I personally have never had a real problem with the super cute panda people and their breathtakingly beautiful homeland of Pandaria. Why am I not outraged like many of the others out there you may wonder? The answer to that question is because that in my opinion, Mists of Pandaria goes with World of Warcraft like peanut butter goes with jelly. Here are my top 5 reasons why:
Even though the storyline in Mists of Pandaria is far lighter than the one seen in Cataclysm, we can beat that eventually, shit is going to get real. The Horde and Alliance are going to go at it in a big way in this expansion pack and the unsuspecting Pandaren are going to get caught in the middle. It stands to reason that much like “pretty” zones before it, Pandaria will see some major destruction before all is said and done. While many would claim Mists of Pandaria is just a fluff expansion, like other expansions before it what you see on the surface often hides the turmoil within. Dark secrets are lurking and in typical World of Warcraft style are just waiting for the right heroes to unlock them.
Even if you have had just a quick peek at the Mists of Pandaria beta it is pretty clear that the Pandaren race has a solid Asian influence. While this oriental feel is vastly different from anything we have seen previously in World of Warcraft, the overall feel of the design is not. Cartoonish and colorful almost to the point of being gaudy, Mists of Pandaria is distinctly a Blizzard creation. Still not convinced? Take a walk around old zones inside the game and then head over to Mists of Pandaria. Pandaria may be a world apart, but it clearly is a part of the World of Warcraft design we love.
One of the biggest issues players have with the Pandaren is the fact that they are essentially talking pandas. Apparently adding talking bears to the game makes it “unrealistic” and “childish”. I could probably get behind this argument, but then I remember that the World of Warcraft I play also has giant blue space aliens, talking cattle, zombies, and a slew of other fantasy creatures. How exactly adding bears who speak to this mix changes the feel of the game in any way is beyond me. In fact, if nothing else, far from being strange and unusual, the Pandaren will fit right in with the current World of Warcraft races. No stretch of imagination necessary.
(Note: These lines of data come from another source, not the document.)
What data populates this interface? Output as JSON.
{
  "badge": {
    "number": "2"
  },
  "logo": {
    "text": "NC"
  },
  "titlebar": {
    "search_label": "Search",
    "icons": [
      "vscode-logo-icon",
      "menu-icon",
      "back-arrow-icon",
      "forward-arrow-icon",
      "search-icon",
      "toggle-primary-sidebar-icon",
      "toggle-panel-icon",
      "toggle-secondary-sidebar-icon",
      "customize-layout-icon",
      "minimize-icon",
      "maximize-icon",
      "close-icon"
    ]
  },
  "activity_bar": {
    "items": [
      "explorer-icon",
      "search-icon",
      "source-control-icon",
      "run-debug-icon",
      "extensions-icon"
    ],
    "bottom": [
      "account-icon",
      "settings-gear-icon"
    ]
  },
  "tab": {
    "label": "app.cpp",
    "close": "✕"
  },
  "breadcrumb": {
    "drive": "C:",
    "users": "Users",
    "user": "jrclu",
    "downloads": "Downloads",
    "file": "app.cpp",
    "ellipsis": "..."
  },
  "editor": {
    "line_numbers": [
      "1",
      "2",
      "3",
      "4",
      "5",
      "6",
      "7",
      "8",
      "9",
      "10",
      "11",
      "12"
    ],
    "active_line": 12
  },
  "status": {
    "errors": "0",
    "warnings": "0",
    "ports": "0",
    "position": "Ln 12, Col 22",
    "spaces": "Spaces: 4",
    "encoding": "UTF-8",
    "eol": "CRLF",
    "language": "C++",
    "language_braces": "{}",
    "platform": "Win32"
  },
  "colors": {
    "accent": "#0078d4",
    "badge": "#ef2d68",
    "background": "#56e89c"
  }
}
While many find the Pandaren to be a “just for laughs” race that has no place in a “serious” game like World of Warcraft, I believe the opposite. While World of Warcraft is a game about war and conquest, it has managed to keep a lighthearted side that is far from mature. From NPCs spitting out funny phrases when poked to many times, pop culture references that made us chuckle, to quest lines that border on hilarity (pitching baby bears out of trees anyone?) the World of Warcraft that I know is far from serious. For me, the Pandaren are a race that, much like the Tauren, are a “LOL” race that bring just enough of a straight face to the table that they can fit easily into the overall flow of the game.
Like it or not, Pandaren have been around for a long time. In fact the Pandaren can be found at (least in reference) as far back as Warcraft III: The Frozen Throne where the famous Brewmaster Chen Stormstout aided the mighty Rexxar. From this point onward the Pandaren have made appearances throughout World of Warcraft popping up where players least expect them. From obscure references, to actual sightings, Pandaren are nothing new to the World of Warcraft landscape and were much beloved. That is until they were announced as the next playable race at BlizzCon 2011.
From that point onward the Pandaren became pariahs to a grand majority of the World of Warcraft community. Forgetting their longstanding history in the game, players who oppose the Pandaren claim they are solely based on the popular children’s movie Kung Fu Panda, which is an impossibility since, as mentioned above, Pandaren made their appearance with The Frozen Throne in 2003, while Kung Fu Panda was not released until several years later in 2008. Like it or not, Pandaren are an original World of Warcraft idea and while they haven’t been around as long as some figures in lore, they aren’t newcomers to the game either.
Do you love or hate the Pandaren race? What are your reasons for feeling this way? Do you think your mind could be changed? Share your thoughts with us in the comments section below!